How capitalism treats people.

How capitalism treats people.

Does the Pope then support wealth redistribution through communism?  Hardly.  Our catechism teaches “Regulating the economy soley by centralized planning perverts the basis of social bonds; regulating it solely by the law of the marketplace fails social justice… Reasonable regulation of the marketplace and economic initiatives, in keeping with a just hierarchy of values and a view to the common good, is to be commended” (Paragraph 2425).  Within this context, the pope writes, “The Pope loves everyone, rich and poor alike, but he is obliged in the name of Christ to remind all that the rich must help, respect and promote the poor. I exhort you to generous solidarity and to the return of economics and finance to an ethical approach which favours human beings.”  The redistribution the pope argues for is one of just wages and opportunity, given by the rich to those who are less well off.  This could be by the wealthy influencing Congress to make just laws, or on a more personal path like Harris Rosen, and what he did at Tangelo Park.

Harris Rosen, best Millionare I know

Harris Rosen, best millionaire I know about.

The Limitations of Papal Infallibility

http://crooksandliars.com/john-amato/cardinal-dolan-questions-pope-francis

There is a pervasive misunderstanding about the dogma of papal infallibility, both by some Catholics and by some non-Catholics.  This article articulates that misunderstanding when it states: “By the way, when have you ever heard a prominent member of the Catholic Church actually try to diminish the power of their pontiff, who is supposed to be infallible in all things?”  Ironically, the author even linked to the wikipedia page on papal infallibility which, in its’ very first sentence, limits papal infallibility to matters of faith and morals.

Our last Pope, "infallibly" hanging out with his pet cat.

Our last Pope, “infallibly” hanging out with his pet cat.
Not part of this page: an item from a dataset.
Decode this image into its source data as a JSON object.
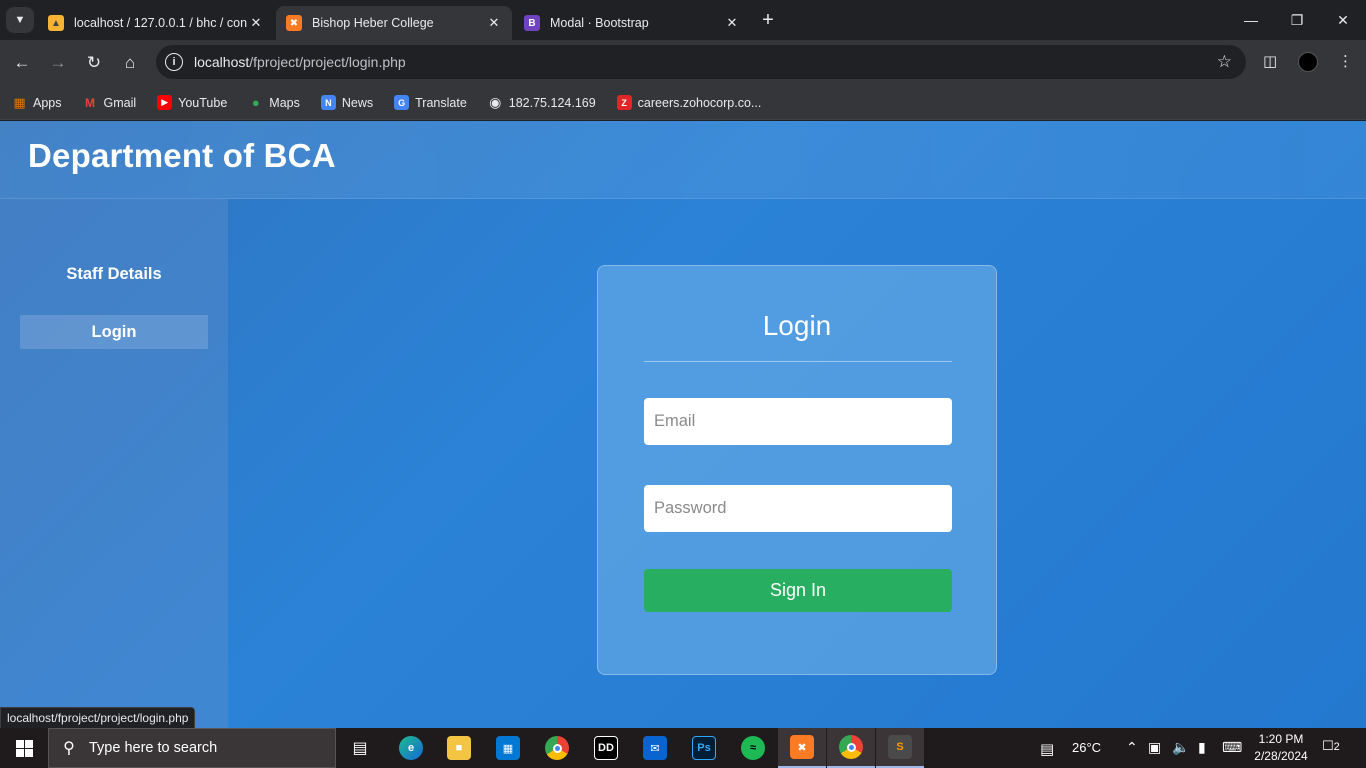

It turns out, the extra ordinary use of papal infallibility is very limited.  Any extra ordinary use of papal infallibility must be an explicit use of infallibility, and it can only cover matters of faith or morals.  Infallibility has only been employed in this way twice.  Once to agree with the Orthodox that Mary was bodily assumed into heaven, and once to explicitly state Mary was conceived without sin (her immaculate conception, not to be confused with Jesus’ virgin birth).  Both of these confirmed already existing Catholic beliefs.

Now, the ordinary use of papal infallibility is when the pope is in agreement with a Church council.  His agreement with the council is a sign the council as a whole was correct in what they assented to or denied.  From these we get the full list of dogmas, all 252 of them (I encourage all to read the list of dogmas.  The vast majority are quite mundane, such as, “there is only one God”).  Beliefs outside of these have various degrees of theological certainty, and could be elevated or lowered in certainty as we further employ reason to understand in a deeper way our faith.  As Catholics, we are taught to take these other beliefs seriously, with an assent of faith to those who teach us, even though the beliefs might be lowered in certainty in the future.

theological-grades-of-certainty

The total of all this means that, from the article, Cardinal Dolan is correct that, “a pope by his nature can’t make doctrinal changes”.  What a pope does is clarify and confirm, not change.  A pope must do that within the confines of Sacred Tradition, that presence of the living Christ in our faith which remains constant across time (because Christ remains constant); and Sacred Scripture, which are the writings of the first Catholics guided by the Holy Spirit.